Copy out the entire listing precisely.

━━━━━━━━━━━━━━━━

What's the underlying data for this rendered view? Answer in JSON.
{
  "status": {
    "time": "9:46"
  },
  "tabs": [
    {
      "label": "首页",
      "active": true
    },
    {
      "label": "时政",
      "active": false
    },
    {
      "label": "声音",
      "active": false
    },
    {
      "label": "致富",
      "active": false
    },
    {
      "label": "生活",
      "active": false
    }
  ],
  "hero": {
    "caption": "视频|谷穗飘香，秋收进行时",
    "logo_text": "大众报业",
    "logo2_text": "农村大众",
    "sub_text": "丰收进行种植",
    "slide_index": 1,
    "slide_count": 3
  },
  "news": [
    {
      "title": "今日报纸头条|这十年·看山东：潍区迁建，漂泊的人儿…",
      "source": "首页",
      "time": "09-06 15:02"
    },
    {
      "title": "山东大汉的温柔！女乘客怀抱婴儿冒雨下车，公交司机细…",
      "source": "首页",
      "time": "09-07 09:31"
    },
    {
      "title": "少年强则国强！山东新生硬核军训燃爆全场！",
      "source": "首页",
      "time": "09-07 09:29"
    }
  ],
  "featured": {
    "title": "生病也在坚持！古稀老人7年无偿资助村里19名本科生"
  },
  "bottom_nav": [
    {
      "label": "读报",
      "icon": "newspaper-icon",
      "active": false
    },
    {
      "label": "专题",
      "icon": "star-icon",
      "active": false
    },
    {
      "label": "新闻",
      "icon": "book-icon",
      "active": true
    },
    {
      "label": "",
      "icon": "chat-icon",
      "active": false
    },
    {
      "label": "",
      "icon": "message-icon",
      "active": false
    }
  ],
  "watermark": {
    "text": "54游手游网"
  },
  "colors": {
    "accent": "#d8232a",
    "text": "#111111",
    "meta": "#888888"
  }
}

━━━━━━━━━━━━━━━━

*OUTPUT FOR THIS TASK*
What's the underlying data for this rendered view? Answer in JSON.
{
  "status": {
    "time": "9:46"
  },
  "tabs": [
    {
      "label": "首页",
      "active": true
    },
    {
      "label": "时政",
      "active": false
    },
    {
      "label": "声音",
      "active": false
    },
    {
      "label": "致富",
      "active": false
    },
    {
      "label": "生活",
      "active": false
    }
  ],
  "hero": {
    "caption": "视频|谷穗飘香，秋收进行时",
    "logo_text": "大众报业",
    "logo2_text": "农村大众",
    "sub_text": "丰收进行种植",
    "slide_index": 1,
    "slide_count": 3
  },
  "news": [
    {
      "title": "今日报纸头条|这十年·看山东：潍区迁建，漂泊的人儿…",
      "source": "首页",
      "time": "09-06 15:02"
    },
    {
      "title": "山东大汉的温柔！女乘客怀抱婴儿冒雨下车，公交司机细…",
      "source": "首页",
      "time": "09-07 09:31"
    },
    {
      "title": "少年强则国强！山东新生硬核军训燃爆全场！",
      "source": "首页",
      "time": "09-07 09:29"
    }
  ],
  "featured": {
    "title": "生病也在坚持！古稀老人7年无偿资助村里19名本科生"
  },
  "bottom_nav": [
    {
      "label": "读报",
      "icon": "newspaper-icon",
      "active": false
    },
    {
      "label": "专题",
      "icon": "star-icon",
      "active": false
    },
    {
      "label": "新闻",
      "icon": "book-icon",
      "active": true
    },
    {
      "label": "",
      "icon": "chat-icon",
      "active": false
    },
    {
      "label": "",
      "icon": "message-icon",
      "active": false
    }
  ],
  "watermark": {
    "text": "54游手游网"
  },
  "colors": {
    "accent": "#d8232a",
    "text": "#111111",
    "meta": "#888888"
  }
}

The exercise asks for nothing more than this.